abstract = "The proglucagon-derived peptide hormone, glucagon, comprises 29 amino acids. Its secretion from the pancreatic α cells is regulated by several factors. Glucagon increases blood glucose levels through gluconeogenesis and glycogenolysis. Elevated plasma concentrations of glucagon, hyperglucagonemia, may contribute to diabetes. However, hyperglucagonemia is also observed in other clinical conditions than diabetes, including nonalcoholic fatty liver disease, glucagon-producing tumors and after gastric bypass surgery. Here, we review the current literature on hyperglucagonemia in disease with a particular focus on diabetes, and finally speculate that the primary physiological importance of glucagon may not reside in glucose homeostasis but in regulation of amino acid metabolism exerted via a hitherto unrecognized hepato-pancreatic feedback loop.",
author = "{Wewer Albrechtsen}, {Nicolai J} and Kuhre, {Rune E} and Jens Pedersen and Knop, {Filip K} and Holst, {Jens J}",
year = "2016",
month = "9",
day = "9",
doi = "10.2217/bmm-2016-0090",
language = "English",
volume = "10",
pages = "1141--1151",
journal = "Biomarkers in Medicine",
issn = "1752-0363",
publisher = "Future Medicine Ltd.",
number = "11",

}

RIS

TY - JOUR

T1 - The biology of glucagon and the consequences of hyperglucagonemia

AU - Wewer Albrechtsen, Nicolai J

AU - Kuhre, Rune E

AU - Pedersen, Jens

AU - Knop, Filip K

AU - Holst, Jens J

PY - 2016/9/9

Y1 - 2016/9/9

N2 - The proglucagon-derived peptide hormone, glucagon, comprises 29 amino acids. Its secretion from the pancreatic α cells is regulated by several factors. Glucagon increases blood glucose levels through gluconeogenesis and glycogenolysis. Elevated plasma concentrations of glucagon, hyperglucagonemia, may contribute to diabetes. However, hyperglucagonemia is also observed in other clinical conditions than diabetes, including nonalcoholic fatty liver disease, glucagon-producing tumors and after gastric bypass surgery. Here, we review the current literature on hyperglucagonemia in disease with a particular focus on diabetes, and finally speculate that the primary physiological importance of glucagon may not reside in glucose homeostasis but in regulation of amino acid metabolism exerted via a hitherto unrecognized hepato-pancreatic feedback loop.

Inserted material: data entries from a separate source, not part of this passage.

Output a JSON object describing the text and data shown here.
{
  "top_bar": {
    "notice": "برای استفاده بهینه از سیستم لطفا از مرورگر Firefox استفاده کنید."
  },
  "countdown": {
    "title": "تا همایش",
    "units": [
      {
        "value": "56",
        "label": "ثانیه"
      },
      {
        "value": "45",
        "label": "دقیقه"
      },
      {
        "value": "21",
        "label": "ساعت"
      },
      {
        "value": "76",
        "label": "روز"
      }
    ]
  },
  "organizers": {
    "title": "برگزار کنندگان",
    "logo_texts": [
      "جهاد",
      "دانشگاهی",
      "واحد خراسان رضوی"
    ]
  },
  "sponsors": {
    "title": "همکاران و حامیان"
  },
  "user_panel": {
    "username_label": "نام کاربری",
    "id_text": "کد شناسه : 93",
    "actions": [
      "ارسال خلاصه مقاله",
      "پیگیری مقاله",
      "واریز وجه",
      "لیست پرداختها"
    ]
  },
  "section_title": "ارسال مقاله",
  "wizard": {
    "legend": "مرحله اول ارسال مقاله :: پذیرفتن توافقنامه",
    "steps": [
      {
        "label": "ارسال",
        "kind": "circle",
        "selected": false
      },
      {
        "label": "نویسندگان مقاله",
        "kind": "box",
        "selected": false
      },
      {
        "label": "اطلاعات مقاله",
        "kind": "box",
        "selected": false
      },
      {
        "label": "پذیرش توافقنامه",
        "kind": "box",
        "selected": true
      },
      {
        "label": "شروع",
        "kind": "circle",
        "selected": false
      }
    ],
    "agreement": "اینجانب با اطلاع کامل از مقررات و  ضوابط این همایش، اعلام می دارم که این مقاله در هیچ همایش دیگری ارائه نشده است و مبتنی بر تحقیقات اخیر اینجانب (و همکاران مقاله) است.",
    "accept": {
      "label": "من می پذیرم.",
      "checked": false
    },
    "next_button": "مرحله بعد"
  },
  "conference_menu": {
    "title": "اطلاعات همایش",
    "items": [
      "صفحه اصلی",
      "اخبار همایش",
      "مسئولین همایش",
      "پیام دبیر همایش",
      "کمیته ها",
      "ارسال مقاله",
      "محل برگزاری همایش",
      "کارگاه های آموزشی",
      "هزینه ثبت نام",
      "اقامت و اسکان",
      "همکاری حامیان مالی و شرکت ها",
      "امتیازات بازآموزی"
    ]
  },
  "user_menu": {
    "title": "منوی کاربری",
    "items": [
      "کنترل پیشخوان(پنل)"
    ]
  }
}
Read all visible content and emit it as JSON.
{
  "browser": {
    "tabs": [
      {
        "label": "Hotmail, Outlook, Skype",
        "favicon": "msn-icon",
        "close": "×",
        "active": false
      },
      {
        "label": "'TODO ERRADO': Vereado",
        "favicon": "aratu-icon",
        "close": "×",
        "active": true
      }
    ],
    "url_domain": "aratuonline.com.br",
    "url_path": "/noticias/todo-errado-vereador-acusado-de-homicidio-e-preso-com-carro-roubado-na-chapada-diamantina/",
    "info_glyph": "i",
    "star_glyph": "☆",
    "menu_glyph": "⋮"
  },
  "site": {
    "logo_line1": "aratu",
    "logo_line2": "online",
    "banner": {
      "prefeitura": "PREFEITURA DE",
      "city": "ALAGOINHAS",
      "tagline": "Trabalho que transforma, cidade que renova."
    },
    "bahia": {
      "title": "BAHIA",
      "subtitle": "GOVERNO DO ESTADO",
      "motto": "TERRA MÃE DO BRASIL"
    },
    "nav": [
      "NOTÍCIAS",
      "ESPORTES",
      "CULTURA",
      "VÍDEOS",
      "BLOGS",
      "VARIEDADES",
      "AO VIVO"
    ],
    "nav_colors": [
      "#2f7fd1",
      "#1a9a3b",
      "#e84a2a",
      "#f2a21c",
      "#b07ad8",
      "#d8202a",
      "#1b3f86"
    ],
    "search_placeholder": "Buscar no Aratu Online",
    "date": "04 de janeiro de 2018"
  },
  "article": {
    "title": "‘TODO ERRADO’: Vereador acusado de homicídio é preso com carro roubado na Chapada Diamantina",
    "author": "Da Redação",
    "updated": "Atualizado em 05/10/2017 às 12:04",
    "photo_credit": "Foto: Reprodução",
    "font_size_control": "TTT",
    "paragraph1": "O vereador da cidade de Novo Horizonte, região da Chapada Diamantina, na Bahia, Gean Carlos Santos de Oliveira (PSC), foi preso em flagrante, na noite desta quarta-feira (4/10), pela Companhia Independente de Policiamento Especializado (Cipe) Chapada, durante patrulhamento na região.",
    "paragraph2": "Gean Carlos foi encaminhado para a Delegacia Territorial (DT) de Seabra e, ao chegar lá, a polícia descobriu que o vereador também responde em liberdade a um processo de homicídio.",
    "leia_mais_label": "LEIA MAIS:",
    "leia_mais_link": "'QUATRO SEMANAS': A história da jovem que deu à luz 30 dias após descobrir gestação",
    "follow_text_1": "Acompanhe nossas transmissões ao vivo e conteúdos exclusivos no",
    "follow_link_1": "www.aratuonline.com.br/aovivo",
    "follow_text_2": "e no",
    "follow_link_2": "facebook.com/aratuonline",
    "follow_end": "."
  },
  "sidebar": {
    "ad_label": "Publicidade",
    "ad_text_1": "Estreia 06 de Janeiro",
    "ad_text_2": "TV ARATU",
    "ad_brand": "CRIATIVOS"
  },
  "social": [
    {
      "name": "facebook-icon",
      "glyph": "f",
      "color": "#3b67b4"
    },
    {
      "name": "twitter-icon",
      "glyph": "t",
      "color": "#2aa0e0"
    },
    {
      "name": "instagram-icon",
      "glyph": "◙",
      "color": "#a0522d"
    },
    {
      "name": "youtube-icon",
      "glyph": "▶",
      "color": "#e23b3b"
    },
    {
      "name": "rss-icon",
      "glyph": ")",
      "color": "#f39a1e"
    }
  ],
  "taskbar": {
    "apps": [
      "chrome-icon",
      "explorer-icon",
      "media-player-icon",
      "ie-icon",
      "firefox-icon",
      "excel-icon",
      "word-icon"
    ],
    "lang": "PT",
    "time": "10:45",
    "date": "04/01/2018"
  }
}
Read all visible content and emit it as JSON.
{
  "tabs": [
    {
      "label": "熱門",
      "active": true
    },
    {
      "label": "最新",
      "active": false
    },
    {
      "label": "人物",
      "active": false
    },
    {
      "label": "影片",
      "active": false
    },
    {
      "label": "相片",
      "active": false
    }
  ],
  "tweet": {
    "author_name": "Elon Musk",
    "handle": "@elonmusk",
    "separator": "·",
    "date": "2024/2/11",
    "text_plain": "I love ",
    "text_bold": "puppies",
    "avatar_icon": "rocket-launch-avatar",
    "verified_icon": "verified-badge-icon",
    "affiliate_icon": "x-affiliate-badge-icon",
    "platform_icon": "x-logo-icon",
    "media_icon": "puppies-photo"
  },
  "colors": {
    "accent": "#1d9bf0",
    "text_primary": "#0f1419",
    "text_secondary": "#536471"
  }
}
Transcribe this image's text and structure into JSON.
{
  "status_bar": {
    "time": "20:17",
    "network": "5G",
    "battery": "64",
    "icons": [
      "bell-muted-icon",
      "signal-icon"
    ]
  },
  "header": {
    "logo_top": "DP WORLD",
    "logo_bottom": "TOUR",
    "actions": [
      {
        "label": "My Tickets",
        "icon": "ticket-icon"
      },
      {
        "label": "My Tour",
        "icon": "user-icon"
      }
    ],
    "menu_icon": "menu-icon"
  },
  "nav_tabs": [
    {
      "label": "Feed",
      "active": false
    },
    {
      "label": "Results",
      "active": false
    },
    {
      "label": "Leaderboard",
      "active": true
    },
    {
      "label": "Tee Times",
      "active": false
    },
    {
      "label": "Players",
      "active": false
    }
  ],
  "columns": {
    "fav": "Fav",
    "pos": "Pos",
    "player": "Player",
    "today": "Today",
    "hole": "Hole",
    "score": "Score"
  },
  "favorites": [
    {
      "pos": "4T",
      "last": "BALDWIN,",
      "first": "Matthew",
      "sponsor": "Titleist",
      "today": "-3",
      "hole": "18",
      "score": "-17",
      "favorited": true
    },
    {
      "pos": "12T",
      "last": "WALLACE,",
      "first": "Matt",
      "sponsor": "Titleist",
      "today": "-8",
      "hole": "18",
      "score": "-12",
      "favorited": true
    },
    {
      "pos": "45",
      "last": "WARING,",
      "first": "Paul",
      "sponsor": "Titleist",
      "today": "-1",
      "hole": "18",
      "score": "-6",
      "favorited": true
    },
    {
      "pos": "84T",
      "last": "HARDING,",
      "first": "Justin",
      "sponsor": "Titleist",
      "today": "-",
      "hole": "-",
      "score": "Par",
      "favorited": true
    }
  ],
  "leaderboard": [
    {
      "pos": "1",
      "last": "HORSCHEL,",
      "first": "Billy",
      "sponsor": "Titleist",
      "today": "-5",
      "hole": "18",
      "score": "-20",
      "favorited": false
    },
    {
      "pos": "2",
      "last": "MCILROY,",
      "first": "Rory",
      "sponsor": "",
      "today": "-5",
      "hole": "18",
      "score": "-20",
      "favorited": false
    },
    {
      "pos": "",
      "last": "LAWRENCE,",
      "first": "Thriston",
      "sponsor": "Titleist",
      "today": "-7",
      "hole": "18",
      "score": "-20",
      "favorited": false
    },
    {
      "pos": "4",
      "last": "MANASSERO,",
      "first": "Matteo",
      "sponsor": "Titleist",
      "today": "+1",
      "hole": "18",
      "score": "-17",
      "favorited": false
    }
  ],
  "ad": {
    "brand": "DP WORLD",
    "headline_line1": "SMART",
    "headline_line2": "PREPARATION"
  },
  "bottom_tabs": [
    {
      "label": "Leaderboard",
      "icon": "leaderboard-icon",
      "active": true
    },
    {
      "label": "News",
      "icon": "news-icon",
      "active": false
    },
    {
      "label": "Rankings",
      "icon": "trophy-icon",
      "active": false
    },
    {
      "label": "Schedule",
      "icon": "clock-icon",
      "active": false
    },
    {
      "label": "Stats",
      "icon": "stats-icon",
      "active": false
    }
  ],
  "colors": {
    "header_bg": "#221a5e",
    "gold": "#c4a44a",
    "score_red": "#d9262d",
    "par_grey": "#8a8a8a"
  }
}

AB - The proglucagon-derived peptide hormone, glucagon, comprises 29 amino acids. Its secretion from the pancreatic α cells is regulated by several factors. Glucagon increases blood glucose levels through gluconeogenesis and glycogenolysis. Elevated plasma concentrations of glucagon, hyperglucagonemia, may contribute to diabetes. However, hyperglucagonemia is also observed in other clinical conditions than diabetes, including nonalcoholic fatty liver disease, glucagon-producing tumors and after gastric bypass surgery. Here, we review the current literature on hyperglucagonemia in disease with a particular focus on diabetes, and finally speculate that the primary physiological importance of glucagon may not reside in glucose homeostasis but in regulation of amino acid metabolism exerted via a hitherto unrecognized hepato-pancreatic feedback loop.

U2 - 10.2217/bmm-2016-0090

DO - 10.2217/bmm-2016-0090

M3 - Journal article

C2 - 27611762

VL - 10

SP - 1141

EP - 1151

JO - Biomarkers in Medicine

JF - Biomarkers in Medicine

SN - 1752-0363

IS - 11

ER -

ID: 165941600